ACTION ITEM.
All of the data that appears below is to be given again precisely as written.

*** Opening of MATERIAL SHOWN ***

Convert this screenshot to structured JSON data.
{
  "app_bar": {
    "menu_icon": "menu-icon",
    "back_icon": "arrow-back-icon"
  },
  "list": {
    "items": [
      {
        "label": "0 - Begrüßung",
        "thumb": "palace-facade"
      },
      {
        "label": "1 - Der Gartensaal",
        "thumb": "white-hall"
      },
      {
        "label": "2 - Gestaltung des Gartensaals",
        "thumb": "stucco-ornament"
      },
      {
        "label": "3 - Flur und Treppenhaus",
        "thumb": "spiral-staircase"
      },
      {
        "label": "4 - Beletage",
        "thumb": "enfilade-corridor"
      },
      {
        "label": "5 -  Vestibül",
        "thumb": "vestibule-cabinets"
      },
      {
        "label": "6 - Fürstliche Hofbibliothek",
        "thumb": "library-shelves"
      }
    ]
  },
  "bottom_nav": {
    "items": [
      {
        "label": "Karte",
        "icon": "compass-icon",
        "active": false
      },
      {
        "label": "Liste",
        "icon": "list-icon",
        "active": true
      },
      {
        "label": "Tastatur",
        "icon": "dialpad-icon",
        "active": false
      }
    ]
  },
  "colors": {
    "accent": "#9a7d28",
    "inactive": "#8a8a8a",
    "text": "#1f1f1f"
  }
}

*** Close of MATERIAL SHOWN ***

RESULT OF THE EXERCISE.
Convert this screenshot to structured JSON data.
{
  "app_bar": {
    "menu_icon": "menu-icon",
    "back_icon": "arrow-back-icon"
  },
  "list": {
    "items": [
      {
        "label": "0 - Begrüßung",
        "thumb": "palace-facade"
      },
      {
        "label": "1 - Der Gartensaal",
        "thumb": "white-hall"
      },
      {
        "label": "2 - Gestaltung des Gartensaals",
        "thumb": "stucco-ornament"
      },
      {
        "label": "3 - Flur und Treppenhaus",
        "thumb": "spiral-staircase"
      },
      {
        "label": "4 - Beletage",
        "thumb": "enfilade-corridor"
      },
      {
        "label": "5 -  Vestibül",
        "thumb": "vestibule-cabinets"
      },
      {
        "label": "6 - Fürstliche Hofbibliothek",
        "thumb": "library-shelves"
      }
    ]
  },
  "bottom_nav": {
    "items": [
      {
        "label": "Karte",
        "icon": "compass-icon",
        "active": false
      },
      {
        "label": "Liste",
        "icon": "list-icon",
        "active": true
      },
      {
        "label": "Tastatur",
        "icon": "dialpad-icon",
        "active": false
      }
    ]
  },
  "colors": {
    "accent": "#9a7d28",
    "inactive": "#8a8a8a",
    "text": "#1f1f1f"
  }
}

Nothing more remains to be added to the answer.